▶ PROBLEM
This exercise calls for a copy of every line in the listing below that carries the word "label".

▶ PROVIDED DATA
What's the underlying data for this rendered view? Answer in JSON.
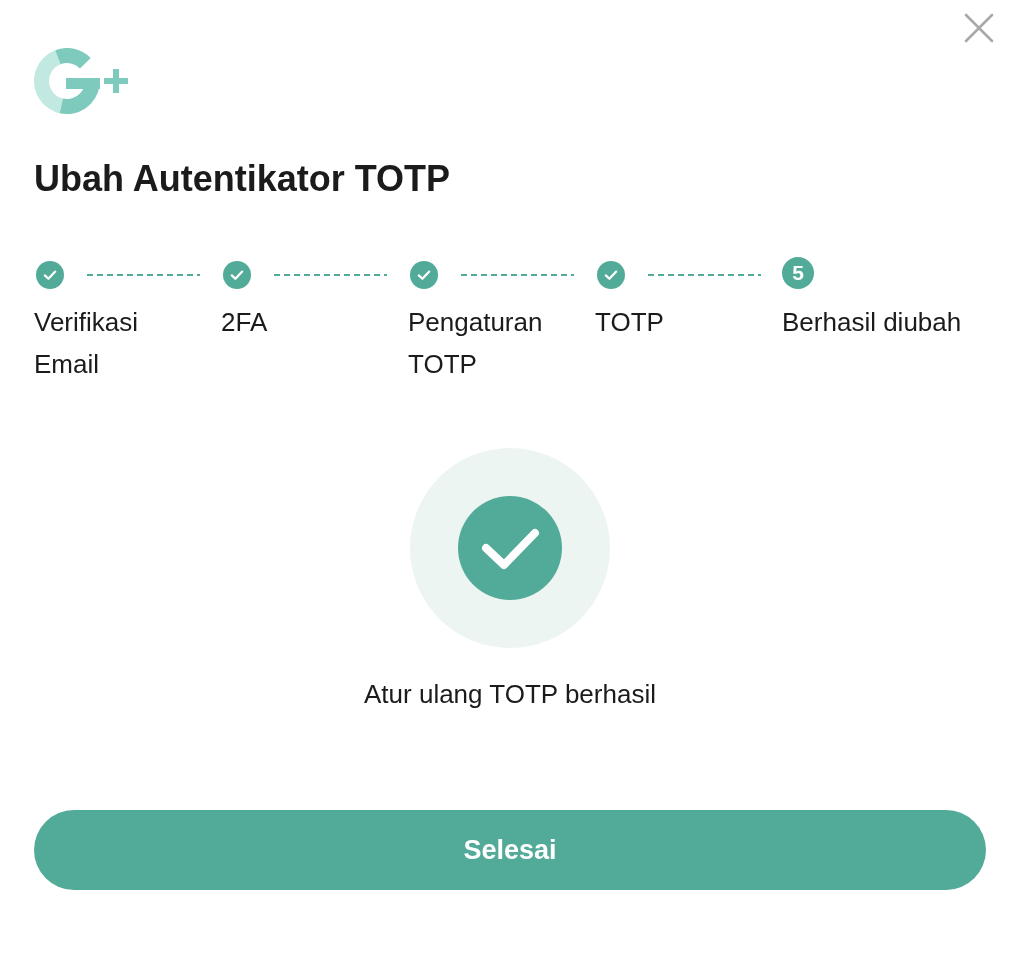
{
  "title": "Ubah Autentikator TOTP",
  "steps": [
    {
      "label": "Verifikasi Email",
      "completed": true
    },
    {
      "label": "2FA",
      "completed": true
    },
    {
      "label": "Pengaturan TOTP",
      "completed": true
    },
    {
      "label": "TOTP",
      "completed": true
    },
    {
      "label": "Berhasil diubah",
      "completed": false,
      "number": "5"
    }
  ],
  "result": {
    "message": "Atur ulang TOTP berhasil"
  },
  "primary_button": {
    "label": "Selesai"
  }
}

▶ YOUR SOLUTION
      "label": "Verifikasi Email",
      "label": "2FA",
      "label": "Pengaturan TOTP",
      "label": "TOTP",
      "label": "Berhasil diubah",
    "label": "Selesai"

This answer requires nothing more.